▶ [Requirement]: Reproduce the listing that follows in full. Omit its images.

*** Data section Section Begins ***

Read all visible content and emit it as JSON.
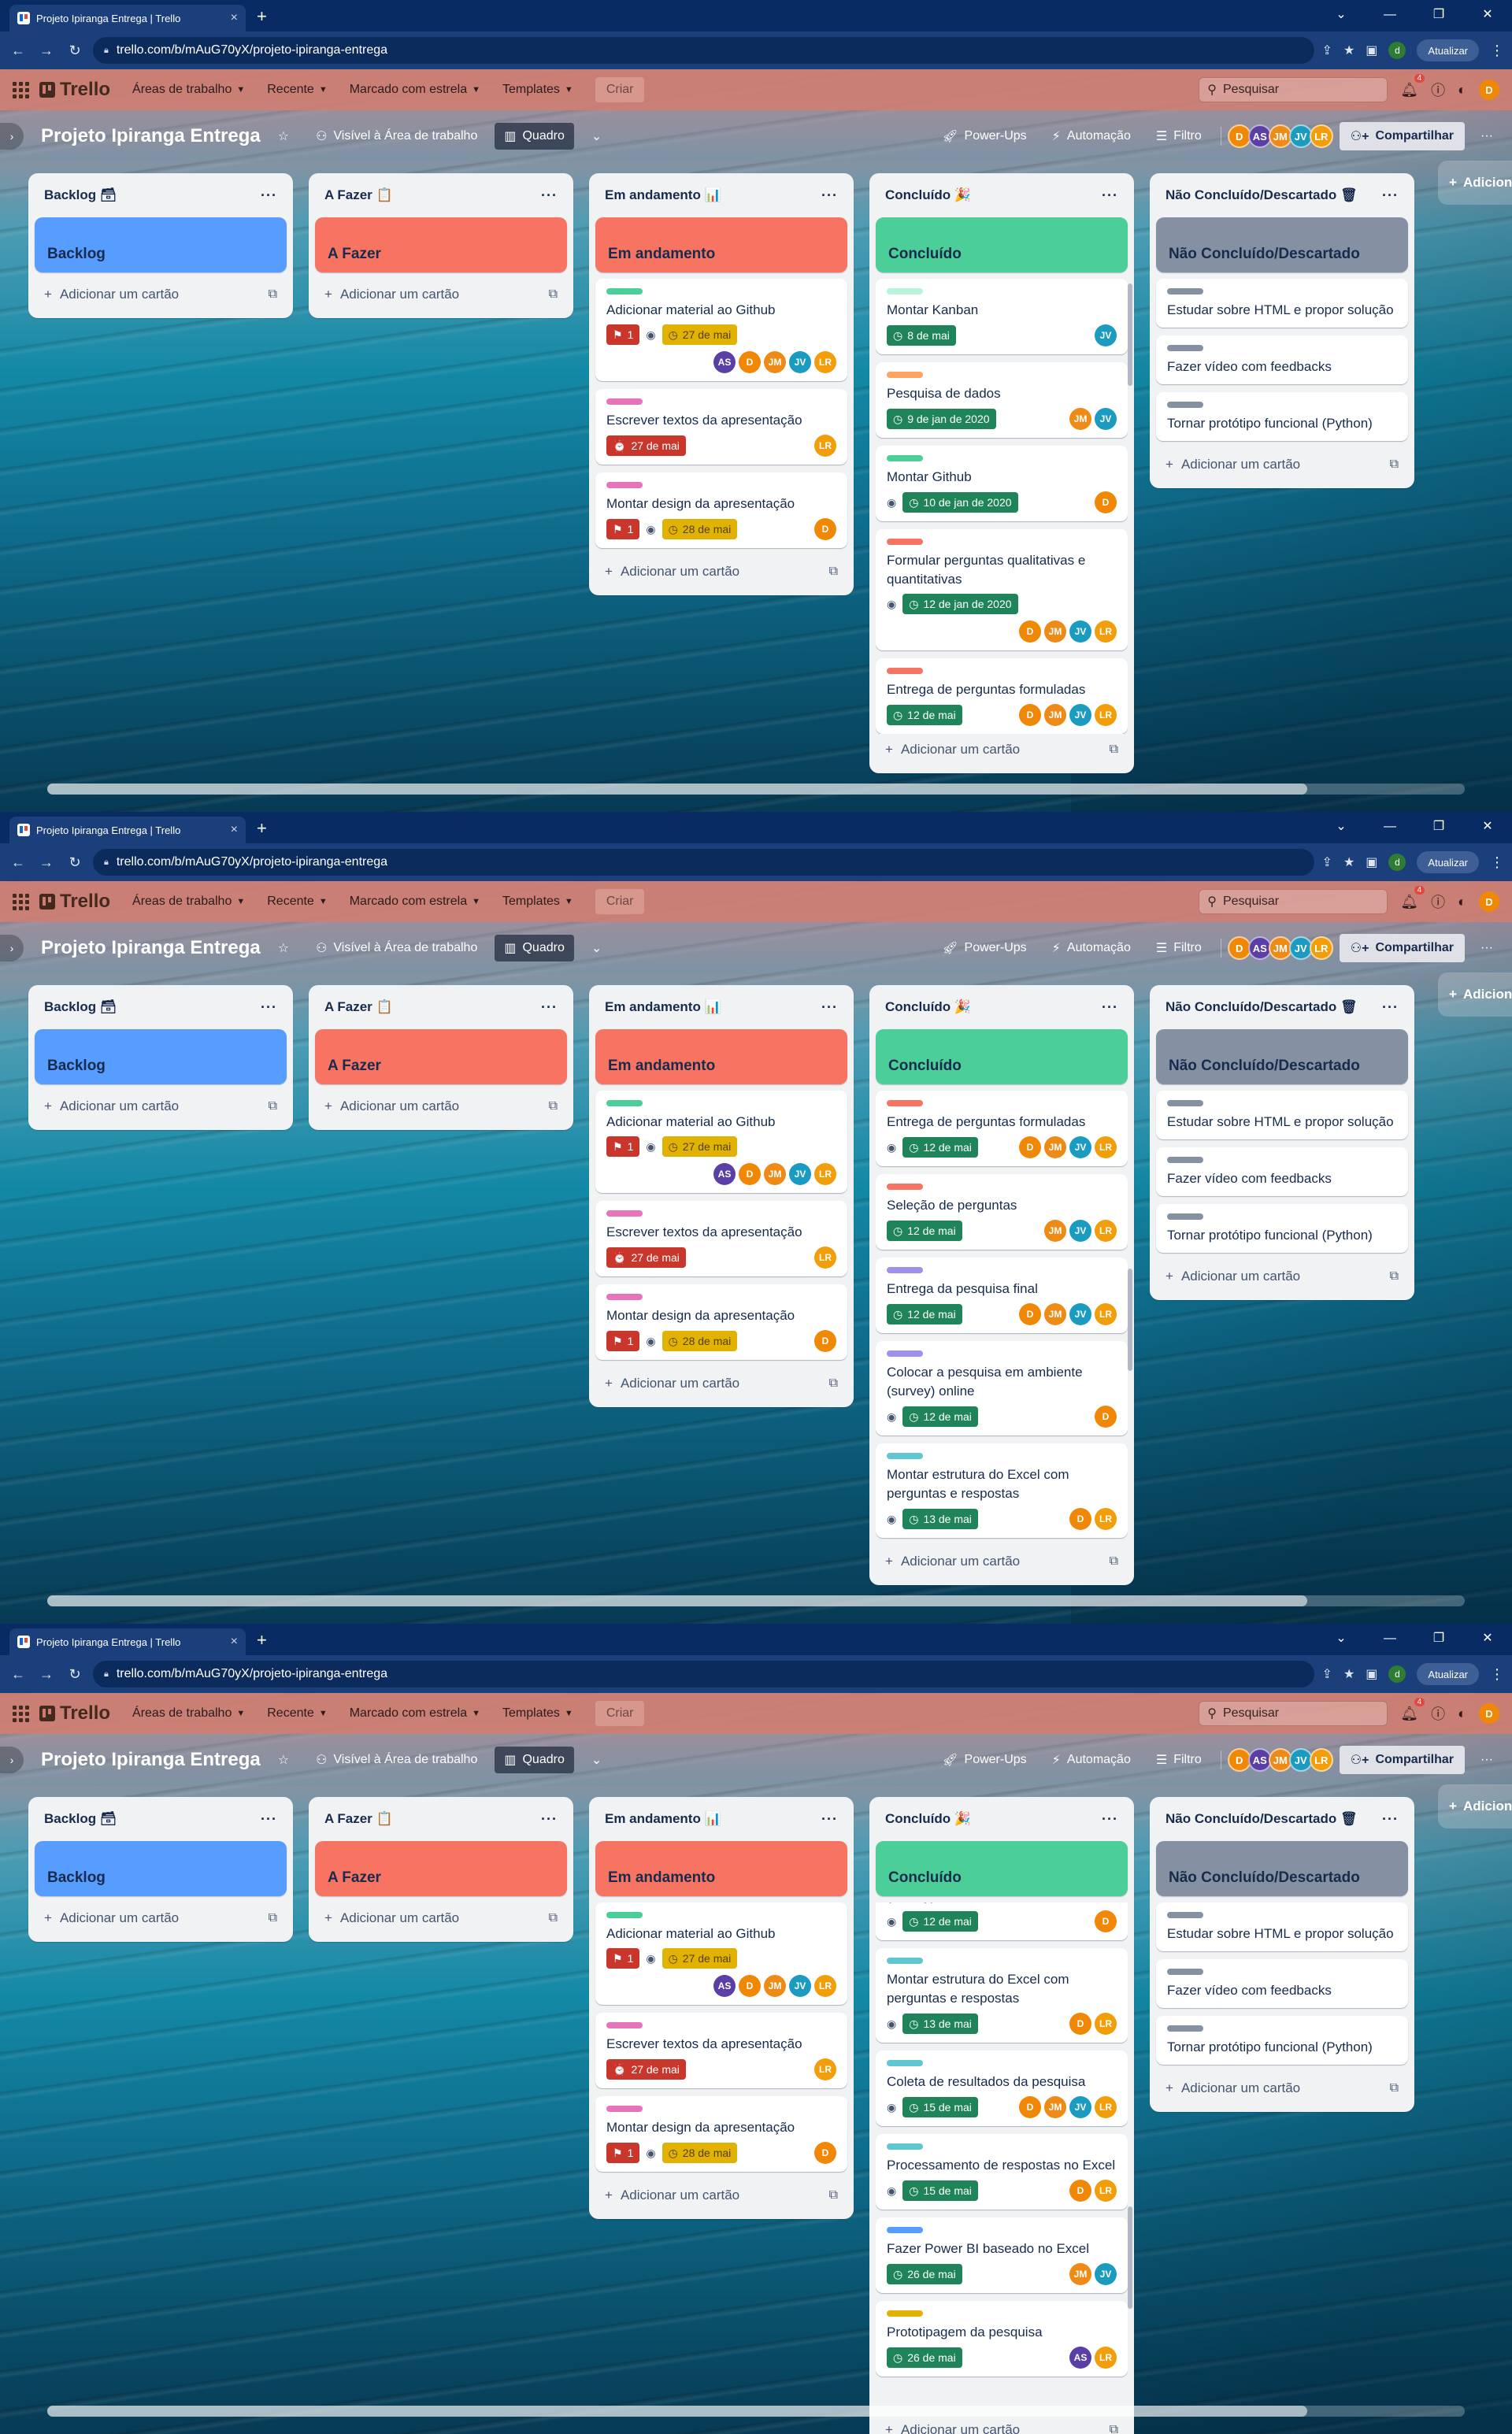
{
  "browser": {
    "tab_title": "Projeto Ipiranga Entrega | Trello",
    "url": "trello.com/b/mAuG70yX/projeto-ipiranga-entrega",
    "update_label": "Atualizar",
    "profile_initial": "d"
  },
  "trello": {
    "logo": "Trello",
    "menus": [
      "Áreas de trabalho",
      "Recente",
      "Marcado com estrela",
      "Templates"
    ],
    "create": "Criar",
    "search_placeholder": "Pesquisar",
    "notification_count": "4",
    "user_initial": "D"
  },
  "board": {
    "title": "Projeto Ipiranga Entrega",
    "visibility": "Visível à Área de trabalho",
    "view": "Quadro",
    "powerups": "Power-Ups",
    "automation": "Automação",
    "filter": "Filtro",
    "share": "Compartilhar",
    "members": [
      "D",
      "AS",
      "JM",
      "JV",
      "LR"
    ],
    "add_list_ghost": "Adicionar"
  },
  "colors": {
    "backlog": "#579dff",
    "afazer": "#f87462",
    "andamento": "#f87462",
    "concluido": "#4bce97",
    "descartado": "#8590a2",
    "lbl_green": "#4bce97",
    "lbl_pink": "#e774bb",
    "lbl_red": "#f87462",
    "lbl_orange": "#fea362",
    "lbl_mint": "#baf3db",
    "lbl_gray": "#8590a2",
    "lbl_purple": "#9f8fef",
    "lbl_teal": "#60c6d2",
    "lbl_blue": "#579dff",
    "lbl_yellow": "#e2b203"
  },
  "add_card": "Adicionar um cartão",
  "lists": {
    "backlog": {
      "name": "Backlog 🗃",
      "cover": "Backlog"
    },
    "afazer": {
      "name": "A Fazer 📋",
      "cover": "A Fazer"
    },
    "andamento": {
      "name": "Em andamento 📊",
      "cover": "Em andamento"
    },
    "concluido": {
      "name": "Concluído 🎉",
      "cover": "Concluído"
    },
    "descartado": {
      "name": "Não Concluído/Descartado 🗑",
      "cover": "Não Concluído/Descartado"
    }
  },
  "cards": {
    "a1": {
      "title": "Adicionar material ao Github",
      "count": "1",
      "date": "27 de mai"
    },
    "a2": {
      "title": "Escrever textos da apresentação",
      "date": "27 de mai"
    },
    "a3": {
      "title": "Montar design da apresentação",
      "count": "1",
      "date": "28 de mai"
    },
    "c1": {
      "title": "Montar Kanban",
      "date": "8 de mai"
    },
    "c2": {
      "title": "Pesquisa de dados",
      "date": "9 de jan de 2020"
    },
    "c3": {
      "title": "Montar Github",
      "date": "10 de jan de 2020"
    },
    "c4": {
      "title": "Formular perguntas qualitativas e quantitativas",
      "date": "12 de jan de 2020"
    },
    "c5": {
      "title": "Entrega de perguntas formuladas",
      "date": "12 de mai"
    },
    "c6": {
      "title": "Seleção de perguntas",
      "date": "12 de mai"
    },
    "c7": {
      "title": "Entrega da pesquisa final",
      "date": "12 de mai"
    },
    "c8": {
      "title": "Colocar a pesquisa em ambiente (survey) online",
      "title_tail": "(survey) online",
      "date": "12 de mai"
    },
    "c9": {
      "title": "Montar estrutura do Excel com perguntas e respostas",
      "date": "13 de mai"
    },
    "c10": {
      "title": "Coleta de resultados da pesquisa",
      "date": "15 de mai"
    },
    "c11": {
      "title": "Processamento de respostas no Excel",
      "date": "15 de mai"
    },
    "c12": {
      "title": "Fazer Power BI baseado no Excel",
      "date": "26 de mai"
    },
    "c13": {
      "title": "Prototipagem da pesquisa",
      "date": "26 de mai"
    },
    "d1": {
      "title": "Estudar sobre HTML e propor solução"
    },
    "d2": {
      "title": "Fazer vídeo com feedbacks"
    },
    "d3": {
      "title": "Tornar protótipo funcional (Python)"
    }
  }
}
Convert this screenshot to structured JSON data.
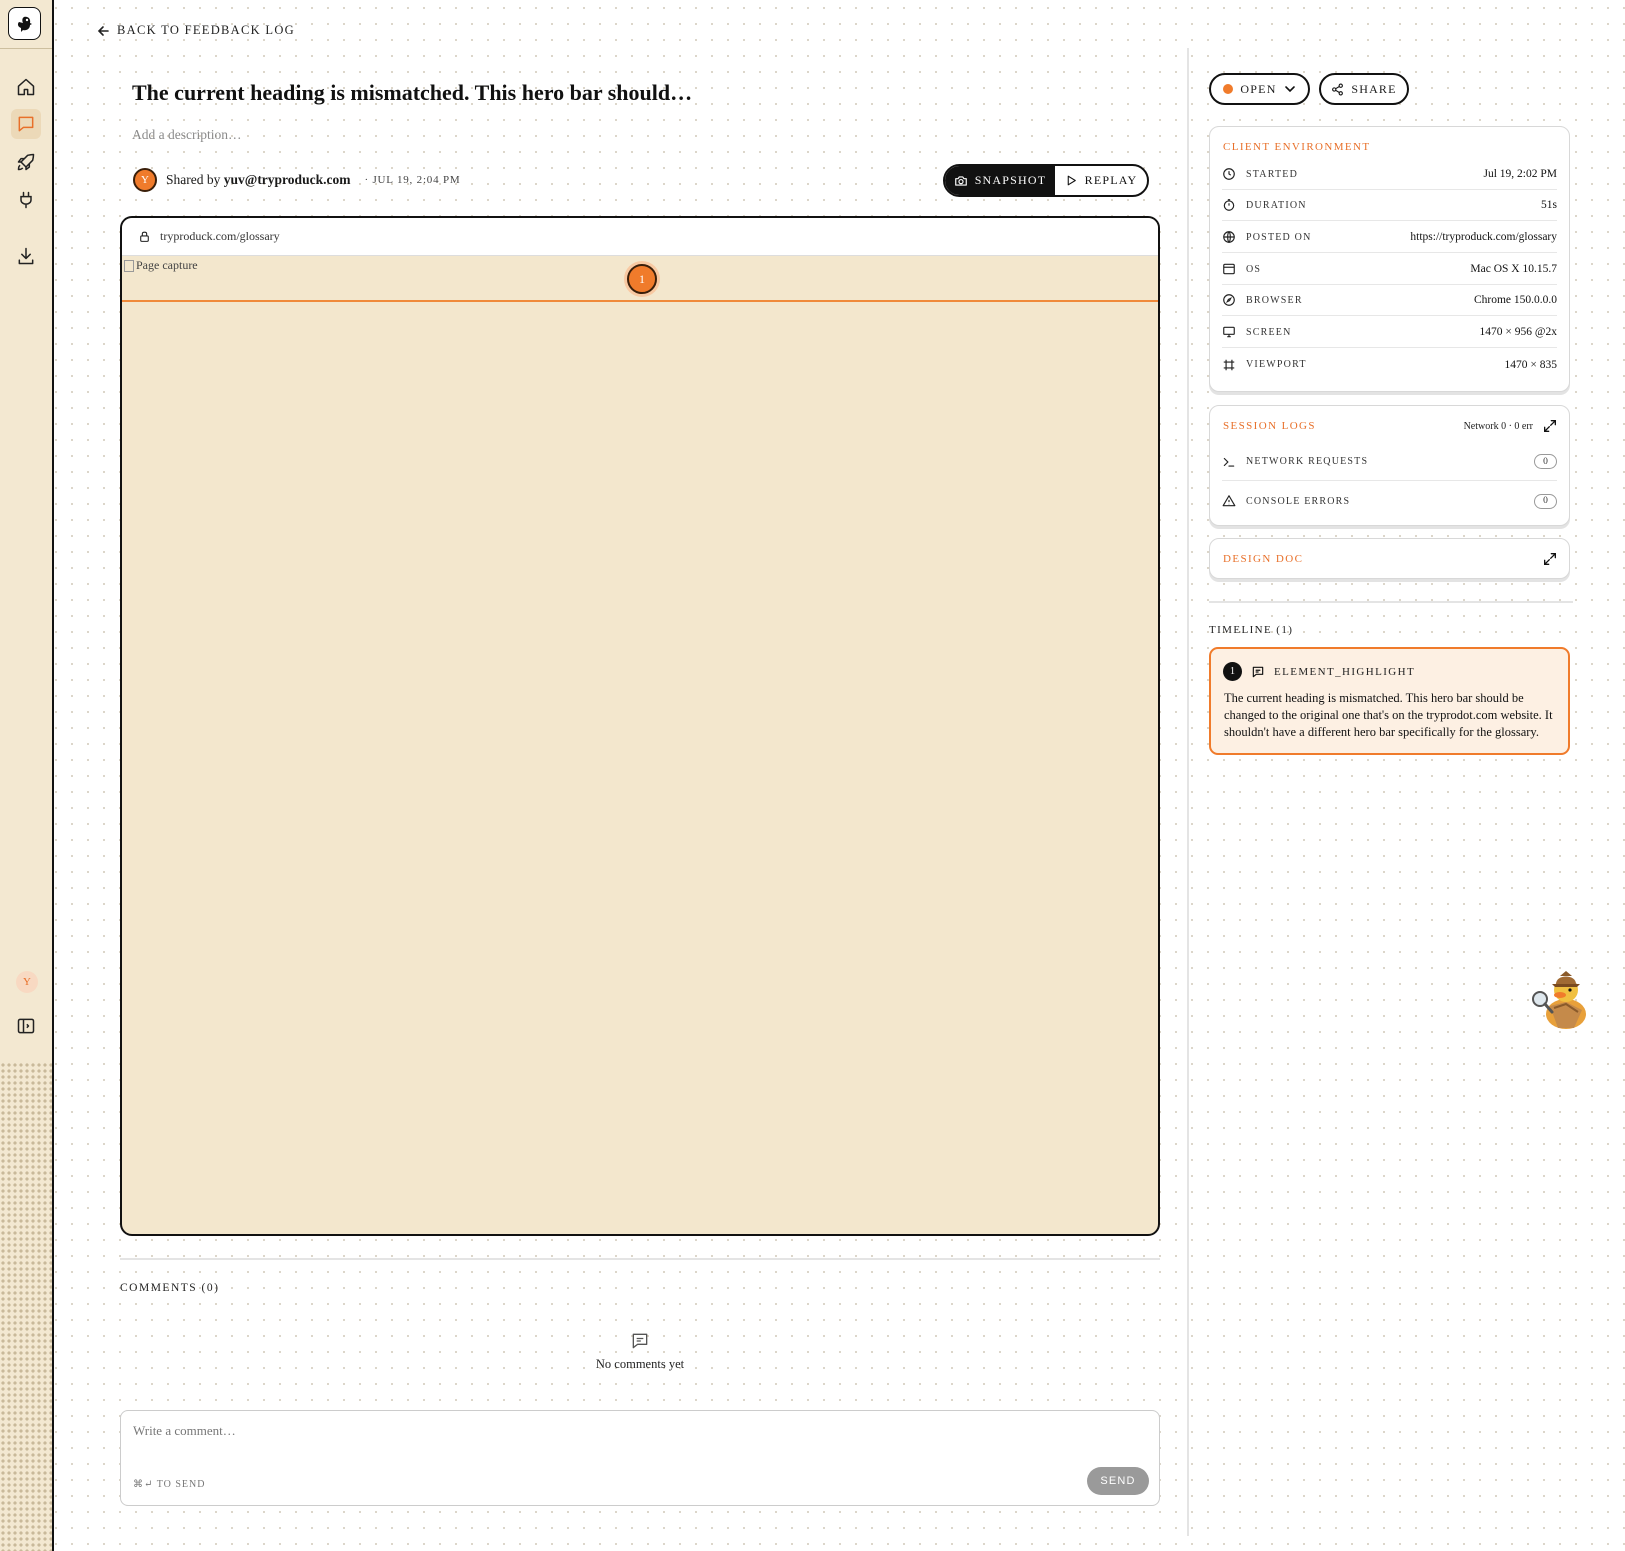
{
  "nav": {
    "back_label": "BACK TO FEEDBACK LOG",
    "avatar_initial": "Y"
  },
  "feedback": {
    "title": "The current heading is mismatched. This hero bar should…",
    "description_placeholder": "Add a description…",
    "shared_prefix": "Shared by",
    "author": "yuv@tryproduck.com",
    "author_initial": "Y",
    "date": "· JUL 19, 2:04 PM"
  },
  "view_toggle": {
    "snapshot_label": "SNAPSHOT",
    "replay_label": "REPLAY",
    "active": "snapshot"
  },
  "browser": {
    "url": "tryproduck.com/glossary",
    "image_alt": "Page capture",
    "marker_number": "1"
  },
  "comments": {
    "title": "COMMENTS (0)",
    "empty_text": "No comments yet",
    "input_placeholder": "Write a comment…",
    "hint": "⌘↵ TO SEND",
    "send_label": "SEND"
  },
  "status": {
    "label": "OPEN",
    "color": "#f07b2b"
  },
  "share_label": "SHARE",
  "environment": {
    "title": "CLIENT ENVIRONMENT",
    "rows": [
      {
        "icon": "clock-icon",
        "label": "STARTED",
        "value": "Jul 19, 2:02 PM"
      },
      {
        "icon": "timer-icon",
        "label": "DURATION",
        "value": "51s"
      },
      {
        "icon": "globe-icon",
        "label": "POSTED ON",
        "value": "https://tryproduck.com/glossary"
      },
      {
        "icon": "window-icon",
        "label": "OS",
        "value": "Mac OS X 10.15.7"
      },
      {
        "icon": "compass-icon",
        "label": "BROWSER",
        "value": "Chrome 150.0.0.0"
      },
      {
        "icon": "monitor-icon",
        "label": "SCREEN",
        "value": "1470 × 956 @2x"
      },
      {
        "icon": "frame-icon",
        "label": "VIEWPORT",
        "value": "1470 × 835"
      }
    ]
  },
  "session_logs": {
    "title": "SESSION LOGS",
    "summary": "Network 0 · 0 err",
    "network_label": "NETWORK REQUESTS",
    "network_count": "0",
    "console_label": "CONSOLE ERRORS",
    "console_count": "0"
  },
  "design_doc": {
    "title": "DESIGN DOC"
  },
  "timeline": {
    "title": "TIMELINE (1)",
    "items": [
      {
        "number": "1",
        "type": "ELEMENT_HIGHLIGHT",
        "text": "The current heading is mismatched. This hero bar should be changed to the original one that's on the tryprodot.com website. It shouldn't have a different hero bar specifically for the glossary."
      }
    ]
  },
  "colors": {
    "accent": "#f07b2b",
    "sidebar_bg": "#f3e8d1",
    "capture_bg": "#f3e7cd"
  }
}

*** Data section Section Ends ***

▶ [Exercise answer]:
Read all visible content and emit it as JSON.
{
  "browser": {
    "tab_title": "Projeto Ipiranga Entrega | Trello",
    "url": "trello.com/b/mAuG70yX/projeto-ipiranga-entrega",
    "update_label": "Atualizar",
    "profile_initial": "d"
  },
  "trello": {
    "logo": "Trello",
    "menus": [
      "Áreas de trabalho",
      "Recente",
      "Marcado com estrela",
      "Templates"
    ],
    "create": "Criar",
    "search_placeholder": "Pesquisar",
    "notification_count": "4",
    "user_initial": "D"
  },
  "board": {
    "title": "Projeto Ipiranga Entrega",
    "visibility": "Visível à Área de trabalho",
    "view": "Quadro",
    "powerups": "Power-Ups",
    "automation": "Automação",
    "filter": "Filtro",
    "share": "Compartilhar",
    "members": [
      "D",
      "AS",
      "JM",
      "JV",
      "LR"
    ],
    "add_list_ghost": "Adicionar"
  },
  "colors": {
    "backlog": "#579dff",
    "afazer": "#f87462",
    "andamento": "#f87462",
    "concluido": "#4bce97",
    "descartado": "#8590a2",
    "lbl_green": "#4bce97",
    "lbl_pink": "#e774bb",
    "lbl_red": "#f87462",
    "lbl_orange": "#fea362",
    "lbl_mint": "#baf3db",
    "lbl_gray": "#8590a2",
    "lbl_purple": "#9f8fef",
    "lbl_teal": "#60c6d2",
    "lbl_blue": "#579dff",
    "lbl_yellow": "#e2b203"
  },
  "add_card": "Adicionar um cartão",
  "lists": {
    "backlog": {
      "name": "Backlog 🗃",
      "cover": "Backlog"
    },
    "afazer": {
      "name": "A Fazer 📋",
      "cover": "A Fazer"
    },
    "andamento": {
      "name": "Em andamento 📊",
      "cover": "Em andamento"
    },
    "concluido": {
      "name": "Concluído 🎉",
      "cover": "Concluído"
    },
    "descartado": {
      "name": "Não Concluído/Descartado 🗑",
      "cover": "Não Concluído/Descartado"
    }
  },
  "cards": {
    "a1": {
      "title": "Adicionar material ao Github",
      "count": "1",
      "date": "27 de mai"
    },
    "a2": {
      "title": "Escrever textos da apresentação",
      "date": "27 de mai"
    },
    "a3": {
      "title": "Montar design da apresentação",
      "count": "1",
      "date": "28 de mai"
    },
    "c1": {
      "title": "Montar Kanban",
      "date": "8 de mai"
    },
    "c2": {
      "title": "Pesquisa de dados",
      "date": "9 de jan de 2020"
    },
    "c3": {
      "title": "Montar Github",
      "date": "10 de jan de 2020"
    },
    "c4": {
      "title": "Formular perguntas qualitativas e quantitativas",
      "date": "12 de jan de 2020"
    },
    "c5": {
      "title": "Entrega de perguntas formuladas",
      "date": "12 de mai"
    },
    "c6": {
      "title": "Seleção de perguntas",
      "date": "12 de mai"
    },
    "c7": {
      "title": "Entrega da pesquisa final",
      "date": "12 de mai"
    },
    "c8": {
      "title": "Colocar a pesquisa em ambiente (survey) online",
      "title_tail": "(survey) online",
      "date": "12 de mai"
    },
    "c9": {
      "title": "Montar estrutura do Excel com perguntas e respostas",
      "date": "13 de mai"
    },
    "c10": {
      "title": "Coleta de resultados da pesquisa",
      "date": "15 de mai"
    },
    "c11": {
      "title": "Processamento de respostas no Excel",
      "date": "15 de mai"
    },
    "c12": {
      "title": "Fazer Power BI baseado no Excel",
      "date": "26 de mai"
    },
    "c13": {
      "title": "Prototipagem da pesquisa",
      "date": "26 de mai"
    },
    "d1": {
      "title": "Estudar sobre HTML e propor solução"
    },
    "d2": {
      "title": "Fazer vídeo com feedbacks"
    },
    "d3": {
      "title": "Tornar protótipo funcional (Python)"
    }
  }
}
Convert this screenshot to structured JSON data.
{
  "nav": {
    "back_label": "BACK TO FEEDBACK LOG",
    "avatar_initial": "Y"
  },
  "feedback": {
    "title": "The current heading is mismatched. This hero bar should…",
    "description_placeholder": "Add a description…",
    "shared_prefix": "Shared by",
    "author": "yuv@tryproduck.com",
    "author_initial": "Y",
    "date": "· JUL 19, 2:04 PM"
  },
  "view_toggle": {
    "snapshot_label": "SNAPSHOT",
    "replay_label": "REPLAY",
    "active": "snapshot"
  },
  "browser": {
    "url": "tryproduck.com/glossary",
    "image_alt": "Page capture",
    "marker_number": "1"
  },
  "comments": {
    "title": "COMMENTS (0)",
    "empty_text": "No comments yet",
    "input_placeholder": "Write a comment…",
    "hint": "⌘↵ TO SEND",
    "send_label": "SEND"
  },
  "status": {
    "label": "OPEN",
    "color": "#f07b2b"
  },
  "share_label": "SHARE",
  "environment": {
    "title": "CLIENT ENVIRONMENT",
    "rows": [
      {
        "icon": "clock-icon",
        "label": "STARTED",
        "value": "Jul 19, 2:02 PM"
      },
      {
        "icon": "timer-icon",
        "label": "DURATION",
        "value": "51s"
      },
      {
        "icon": "globe-icon",
        "label": "POSTED ON",
        "value": "https://tryproduck.com/glossary"
      },
      {
        "icon": "window-icon",
        "label": "OS",
        "value": "Mac OS X 10.15.7"
      },
      {
        "icon": "compass-icon",
        "label": "BROWSER",
        "value": "Chrome 150.0.0.0"
      },
      {
        "icon": "monitor-icon",
        "label": "SCREEN",
        "value": "1470 × 956 @2x"
      },
      {
        "icon": "frame-icon",
        "label": "VIEWPORT",
        "value": "1470 × 835"
      }
    ]
  },
  "session_logs": {
    "title": "SESSION LOGS",
    "summary": "Network 0 · 0 err",
    "network_label": "NETWORK REQUESTS",
    "network_count": "0",
    "console_label": "CONSOLE ERRORS",
    "console_count": "0"
  },
  "design_doc": {
    "title": "DESIGN DOC"
  },
  "timeline": {
    "title": "TIMELINE (1)",
    "items": [
      {
        "number": "1",
        "type": "ELEMENT_HIGHLIGHT",
        "text": "The current heading is mismatched. This hero bar should be changed to the original one that's on the tryprodot.com website. It shouldn't have a different hero bar specifically for the glossary."
      }
    ]
  },
  "colors": {
    "accent": "#f07b2b",
    "sidebar_bg": "#f3e8d1",
    "capture_bg": "#f3e7cd"
  }
}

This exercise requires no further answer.